Website and app data records:
[Start of Attachment]

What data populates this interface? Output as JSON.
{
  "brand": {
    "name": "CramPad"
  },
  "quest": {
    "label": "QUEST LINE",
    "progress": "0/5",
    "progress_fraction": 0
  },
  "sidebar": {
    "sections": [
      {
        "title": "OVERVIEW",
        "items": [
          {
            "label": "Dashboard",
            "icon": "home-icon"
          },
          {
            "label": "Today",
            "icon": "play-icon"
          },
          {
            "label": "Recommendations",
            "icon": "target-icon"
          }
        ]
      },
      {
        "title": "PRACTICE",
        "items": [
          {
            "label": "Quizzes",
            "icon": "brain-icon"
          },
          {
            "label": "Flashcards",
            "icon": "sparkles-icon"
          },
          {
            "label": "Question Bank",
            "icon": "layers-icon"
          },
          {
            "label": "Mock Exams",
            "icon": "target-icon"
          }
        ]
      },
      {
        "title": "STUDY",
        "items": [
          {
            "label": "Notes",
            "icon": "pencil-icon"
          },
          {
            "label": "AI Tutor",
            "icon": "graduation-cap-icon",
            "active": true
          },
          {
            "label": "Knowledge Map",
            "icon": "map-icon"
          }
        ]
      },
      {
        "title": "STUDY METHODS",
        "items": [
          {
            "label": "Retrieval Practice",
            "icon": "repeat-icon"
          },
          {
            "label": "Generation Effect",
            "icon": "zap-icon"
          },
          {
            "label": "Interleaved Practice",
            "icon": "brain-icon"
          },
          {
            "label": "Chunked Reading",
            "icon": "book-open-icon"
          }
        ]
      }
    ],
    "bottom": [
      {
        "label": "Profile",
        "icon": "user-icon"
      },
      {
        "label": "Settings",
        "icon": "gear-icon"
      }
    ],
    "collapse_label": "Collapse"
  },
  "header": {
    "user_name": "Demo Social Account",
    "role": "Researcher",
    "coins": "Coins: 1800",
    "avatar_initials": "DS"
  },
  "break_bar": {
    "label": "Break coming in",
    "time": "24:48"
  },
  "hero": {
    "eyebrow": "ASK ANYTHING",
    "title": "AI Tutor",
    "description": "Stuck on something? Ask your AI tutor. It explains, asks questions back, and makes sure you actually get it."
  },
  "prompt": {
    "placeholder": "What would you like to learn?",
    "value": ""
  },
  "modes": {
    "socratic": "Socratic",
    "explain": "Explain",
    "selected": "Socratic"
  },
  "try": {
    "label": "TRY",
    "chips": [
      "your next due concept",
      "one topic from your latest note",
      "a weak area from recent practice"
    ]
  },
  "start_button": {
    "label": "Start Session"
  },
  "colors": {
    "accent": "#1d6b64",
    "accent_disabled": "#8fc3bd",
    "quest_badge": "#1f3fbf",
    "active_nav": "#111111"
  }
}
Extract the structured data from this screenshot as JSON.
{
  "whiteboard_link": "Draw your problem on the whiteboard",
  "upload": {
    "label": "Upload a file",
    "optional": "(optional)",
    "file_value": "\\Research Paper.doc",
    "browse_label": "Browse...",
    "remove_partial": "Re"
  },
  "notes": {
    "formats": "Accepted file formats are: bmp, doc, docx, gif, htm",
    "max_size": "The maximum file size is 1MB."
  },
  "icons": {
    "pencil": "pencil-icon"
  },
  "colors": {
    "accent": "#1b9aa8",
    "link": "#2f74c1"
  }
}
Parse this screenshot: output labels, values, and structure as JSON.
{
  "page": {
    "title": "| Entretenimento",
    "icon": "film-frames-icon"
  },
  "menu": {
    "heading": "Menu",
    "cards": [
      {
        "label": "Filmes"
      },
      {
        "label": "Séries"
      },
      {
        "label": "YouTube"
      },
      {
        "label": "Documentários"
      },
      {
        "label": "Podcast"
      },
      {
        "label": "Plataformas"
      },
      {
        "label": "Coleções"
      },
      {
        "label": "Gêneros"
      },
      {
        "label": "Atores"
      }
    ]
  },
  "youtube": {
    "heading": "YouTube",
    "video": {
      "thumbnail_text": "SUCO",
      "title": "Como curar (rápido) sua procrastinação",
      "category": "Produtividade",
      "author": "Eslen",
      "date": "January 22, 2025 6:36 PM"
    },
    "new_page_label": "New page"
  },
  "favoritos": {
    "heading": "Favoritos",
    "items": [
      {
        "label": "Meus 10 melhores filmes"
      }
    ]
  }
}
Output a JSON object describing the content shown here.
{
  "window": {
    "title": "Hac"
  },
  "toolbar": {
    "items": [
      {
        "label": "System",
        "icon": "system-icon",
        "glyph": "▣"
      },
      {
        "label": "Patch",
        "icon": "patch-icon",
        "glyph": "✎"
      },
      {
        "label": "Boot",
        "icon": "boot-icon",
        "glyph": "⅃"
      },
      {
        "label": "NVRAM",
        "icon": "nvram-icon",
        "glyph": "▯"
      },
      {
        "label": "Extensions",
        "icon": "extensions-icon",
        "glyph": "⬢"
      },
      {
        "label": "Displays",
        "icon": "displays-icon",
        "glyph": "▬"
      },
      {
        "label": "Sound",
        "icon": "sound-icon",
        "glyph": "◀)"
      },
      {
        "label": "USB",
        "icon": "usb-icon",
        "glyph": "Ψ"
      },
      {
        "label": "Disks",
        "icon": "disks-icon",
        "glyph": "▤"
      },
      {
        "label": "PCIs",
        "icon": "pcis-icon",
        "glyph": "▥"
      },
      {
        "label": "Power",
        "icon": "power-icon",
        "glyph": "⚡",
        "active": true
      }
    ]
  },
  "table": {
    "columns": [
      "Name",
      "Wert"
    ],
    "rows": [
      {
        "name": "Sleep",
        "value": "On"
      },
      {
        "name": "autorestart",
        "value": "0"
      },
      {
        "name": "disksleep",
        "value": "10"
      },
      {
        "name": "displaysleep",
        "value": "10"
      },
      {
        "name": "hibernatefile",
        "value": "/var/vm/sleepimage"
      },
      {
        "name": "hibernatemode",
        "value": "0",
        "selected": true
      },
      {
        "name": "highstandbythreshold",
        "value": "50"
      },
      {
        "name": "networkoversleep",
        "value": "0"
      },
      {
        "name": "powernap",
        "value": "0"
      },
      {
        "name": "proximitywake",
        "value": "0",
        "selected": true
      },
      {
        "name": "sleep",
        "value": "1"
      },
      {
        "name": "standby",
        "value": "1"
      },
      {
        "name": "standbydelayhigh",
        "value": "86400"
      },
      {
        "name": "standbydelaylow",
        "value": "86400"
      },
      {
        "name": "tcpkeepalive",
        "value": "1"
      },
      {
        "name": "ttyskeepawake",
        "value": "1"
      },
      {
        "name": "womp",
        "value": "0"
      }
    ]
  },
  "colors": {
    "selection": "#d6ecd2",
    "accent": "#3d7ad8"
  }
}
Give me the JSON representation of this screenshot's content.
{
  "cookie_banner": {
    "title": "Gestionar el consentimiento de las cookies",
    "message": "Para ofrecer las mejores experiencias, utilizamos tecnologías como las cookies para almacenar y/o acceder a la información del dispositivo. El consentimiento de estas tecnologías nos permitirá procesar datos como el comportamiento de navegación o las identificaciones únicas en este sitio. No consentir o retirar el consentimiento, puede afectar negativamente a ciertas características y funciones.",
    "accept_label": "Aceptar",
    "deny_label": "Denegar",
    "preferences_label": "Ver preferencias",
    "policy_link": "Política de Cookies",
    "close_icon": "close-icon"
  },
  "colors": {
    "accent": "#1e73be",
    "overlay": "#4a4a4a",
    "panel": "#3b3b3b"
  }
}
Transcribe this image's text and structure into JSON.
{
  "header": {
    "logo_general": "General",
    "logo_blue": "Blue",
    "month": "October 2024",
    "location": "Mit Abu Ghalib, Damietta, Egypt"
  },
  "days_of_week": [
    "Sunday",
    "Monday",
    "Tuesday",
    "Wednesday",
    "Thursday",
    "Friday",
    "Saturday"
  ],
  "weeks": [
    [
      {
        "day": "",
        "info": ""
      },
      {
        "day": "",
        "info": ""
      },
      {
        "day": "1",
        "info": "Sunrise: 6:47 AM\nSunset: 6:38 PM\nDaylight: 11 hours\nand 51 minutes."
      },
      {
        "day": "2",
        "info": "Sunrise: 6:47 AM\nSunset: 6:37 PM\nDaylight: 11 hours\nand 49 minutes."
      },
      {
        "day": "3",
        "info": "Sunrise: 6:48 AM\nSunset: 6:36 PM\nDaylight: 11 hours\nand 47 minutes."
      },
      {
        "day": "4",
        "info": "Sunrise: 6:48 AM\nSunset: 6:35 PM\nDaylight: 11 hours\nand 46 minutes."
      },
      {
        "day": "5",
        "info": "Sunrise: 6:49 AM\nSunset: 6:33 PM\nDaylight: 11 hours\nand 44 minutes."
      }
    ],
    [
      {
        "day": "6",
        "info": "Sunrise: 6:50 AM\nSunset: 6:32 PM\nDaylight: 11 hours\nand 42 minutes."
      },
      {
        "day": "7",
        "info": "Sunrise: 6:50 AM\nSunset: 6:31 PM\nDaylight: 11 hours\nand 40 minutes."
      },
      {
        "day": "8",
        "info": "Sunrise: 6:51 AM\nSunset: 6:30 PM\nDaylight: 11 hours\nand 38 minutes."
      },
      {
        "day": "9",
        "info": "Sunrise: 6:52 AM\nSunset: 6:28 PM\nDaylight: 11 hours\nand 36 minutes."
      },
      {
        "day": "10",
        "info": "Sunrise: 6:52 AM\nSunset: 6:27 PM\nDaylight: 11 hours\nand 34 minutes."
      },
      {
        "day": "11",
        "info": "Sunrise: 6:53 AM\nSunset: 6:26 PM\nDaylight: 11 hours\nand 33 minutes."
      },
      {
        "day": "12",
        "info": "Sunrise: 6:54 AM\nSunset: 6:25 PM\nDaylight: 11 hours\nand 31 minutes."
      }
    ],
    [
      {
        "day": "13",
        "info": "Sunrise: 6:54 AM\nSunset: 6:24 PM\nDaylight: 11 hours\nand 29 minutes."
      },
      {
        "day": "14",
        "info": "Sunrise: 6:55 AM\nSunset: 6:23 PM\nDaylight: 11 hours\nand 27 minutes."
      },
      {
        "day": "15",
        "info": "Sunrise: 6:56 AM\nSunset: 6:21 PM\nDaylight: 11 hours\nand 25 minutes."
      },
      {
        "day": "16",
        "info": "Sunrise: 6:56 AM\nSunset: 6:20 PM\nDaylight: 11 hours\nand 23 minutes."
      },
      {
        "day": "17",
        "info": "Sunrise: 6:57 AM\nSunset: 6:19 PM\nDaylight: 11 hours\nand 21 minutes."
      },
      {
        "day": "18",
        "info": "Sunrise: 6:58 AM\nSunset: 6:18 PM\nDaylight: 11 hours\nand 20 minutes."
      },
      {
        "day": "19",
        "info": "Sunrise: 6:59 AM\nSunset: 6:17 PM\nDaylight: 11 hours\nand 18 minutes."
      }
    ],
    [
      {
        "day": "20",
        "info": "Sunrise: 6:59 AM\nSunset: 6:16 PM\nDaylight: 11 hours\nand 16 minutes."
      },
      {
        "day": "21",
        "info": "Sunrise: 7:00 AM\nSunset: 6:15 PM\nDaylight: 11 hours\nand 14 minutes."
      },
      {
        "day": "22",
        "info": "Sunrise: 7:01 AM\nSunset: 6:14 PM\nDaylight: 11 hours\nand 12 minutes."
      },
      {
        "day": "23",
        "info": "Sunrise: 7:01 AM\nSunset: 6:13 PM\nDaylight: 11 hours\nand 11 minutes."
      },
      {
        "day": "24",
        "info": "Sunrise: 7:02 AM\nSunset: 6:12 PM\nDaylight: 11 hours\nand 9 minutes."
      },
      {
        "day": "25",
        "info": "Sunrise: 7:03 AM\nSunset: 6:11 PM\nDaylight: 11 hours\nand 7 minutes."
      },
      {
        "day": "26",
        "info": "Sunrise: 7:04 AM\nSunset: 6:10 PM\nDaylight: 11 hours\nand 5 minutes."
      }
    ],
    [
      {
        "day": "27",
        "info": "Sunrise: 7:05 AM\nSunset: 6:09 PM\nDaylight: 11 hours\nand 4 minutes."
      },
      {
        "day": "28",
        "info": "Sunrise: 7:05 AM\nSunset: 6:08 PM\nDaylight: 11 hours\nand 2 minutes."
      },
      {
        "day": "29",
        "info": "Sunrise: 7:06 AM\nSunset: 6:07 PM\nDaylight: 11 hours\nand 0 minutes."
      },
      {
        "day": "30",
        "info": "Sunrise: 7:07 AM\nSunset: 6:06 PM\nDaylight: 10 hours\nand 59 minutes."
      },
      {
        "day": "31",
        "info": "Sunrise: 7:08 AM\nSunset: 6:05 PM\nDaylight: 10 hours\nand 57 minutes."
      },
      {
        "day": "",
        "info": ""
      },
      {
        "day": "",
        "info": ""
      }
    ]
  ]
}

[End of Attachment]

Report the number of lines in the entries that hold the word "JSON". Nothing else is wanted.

6